Task to carry out: From the listing below, pull out all lines with "JSON" in them.

═══

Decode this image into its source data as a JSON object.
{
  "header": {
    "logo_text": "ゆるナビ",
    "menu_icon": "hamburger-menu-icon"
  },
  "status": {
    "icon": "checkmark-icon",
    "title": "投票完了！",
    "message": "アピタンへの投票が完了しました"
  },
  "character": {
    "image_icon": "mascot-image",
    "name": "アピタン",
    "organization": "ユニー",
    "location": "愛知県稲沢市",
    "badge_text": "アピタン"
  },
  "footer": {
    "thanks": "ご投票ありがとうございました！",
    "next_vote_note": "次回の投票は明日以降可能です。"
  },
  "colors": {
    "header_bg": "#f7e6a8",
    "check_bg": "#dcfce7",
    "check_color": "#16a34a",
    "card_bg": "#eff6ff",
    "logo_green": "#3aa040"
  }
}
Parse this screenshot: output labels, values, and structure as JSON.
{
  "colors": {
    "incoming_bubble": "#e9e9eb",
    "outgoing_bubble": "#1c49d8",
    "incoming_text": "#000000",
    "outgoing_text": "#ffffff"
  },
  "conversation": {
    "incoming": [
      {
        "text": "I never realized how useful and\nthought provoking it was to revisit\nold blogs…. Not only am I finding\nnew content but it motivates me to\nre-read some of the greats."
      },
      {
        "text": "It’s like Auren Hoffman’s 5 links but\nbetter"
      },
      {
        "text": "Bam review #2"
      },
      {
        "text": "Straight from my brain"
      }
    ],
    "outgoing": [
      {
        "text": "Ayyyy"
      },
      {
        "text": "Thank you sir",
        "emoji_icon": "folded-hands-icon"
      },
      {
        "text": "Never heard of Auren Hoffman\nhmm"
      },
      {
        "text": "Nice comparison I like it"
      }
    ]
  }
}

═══

Answer for this exercise:
Decode this image into its source data as a JSON object.
Parse this screenshot: output labels, values, and structure as JSON.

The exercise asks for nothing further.